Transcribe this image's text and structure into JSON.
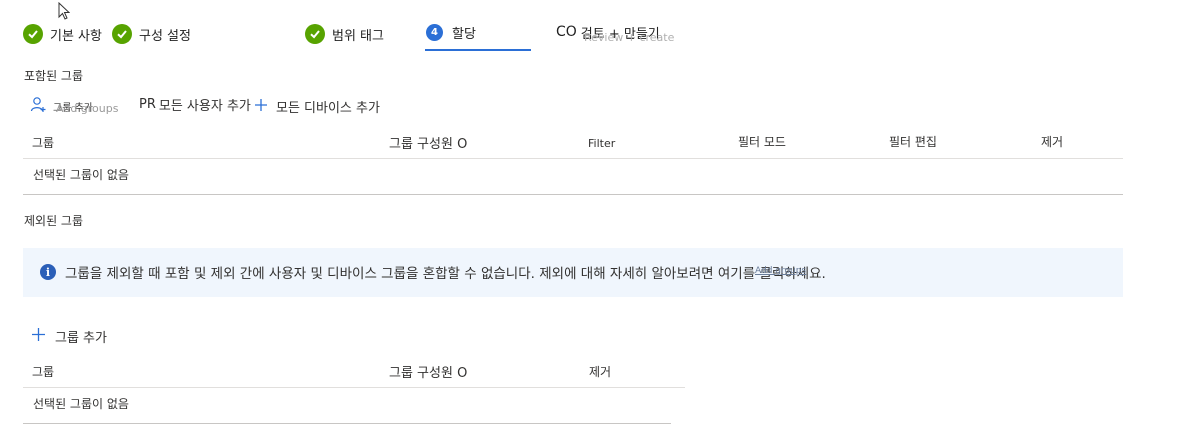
{
  "steps": [
    {
      "label": "기본 사항",
      "state": "done"
    },
    {
      "label": "구성 설정",
      "state": "done"
    },
    {
      "label": "범위 태그",
      "state": "done"
    },
    {
      "number": "4",
      "label": "할당",
      "state": "active"
    },
    {
      "prefix": "CO",
      "label": "검토 + 만들기",
      "state": "pending"
    }
  ],
  "ghost_text": {
    "step5": "Review + create",
    "add_groups": "Add groups"
  },
  "included": {
    "title": "포함된 그룹",
    "add_groups_label": "그룹 추가",
    "add_all_users_prefix": "PR",
    "add_all_users_label": "모든 사용자 추가",
    "add_all_devices_label": "모든 디바이스 추가",
    "columns": [
      "그룹",
      "그룹 구성원 O",
      "Filter",
      "필터 모드",
      "필터 편집",
      "제거"
    ],
    "empty_text": "선택된 그룹이 없음"
  },
  "excluded": {
    "title": "제외된 그룹",
    "info_text": "그룹을 제외할 때 포함 및 제외 간에 사용자 및 디바이스 그룹을 혼합할 수 없습니다. 제외에 대해 자세히 알아보려면 여기를 클릭하세요.",
    "info_link": "Add groups",
    "add_groups_label": "그룹 추가",
    "columns": [
      "그룹",
      "그룹 구성원 O",
      "제거"
    ],
    "empty_text": "선택된 그룹이 없음"
  },
  "colors": {
    "done": "#57a300",
    "active": "#2b6fd6",
    "info_bg": "#f0f6fd"
  }
}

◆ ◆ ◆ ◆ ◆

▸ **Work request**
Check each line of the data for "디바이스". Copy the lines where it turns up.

▸ **Response to the task**
    "add_all_devices_label": "모든 디바이스 추가",
    "info_text": "그룹을 제외할 때 포함 및 제외 간에 사용자 및 디바이스 그룹을 혼합할 수 없습니다. 제외에 대해 자세히 알아보려면 여기를 클릭하세요.",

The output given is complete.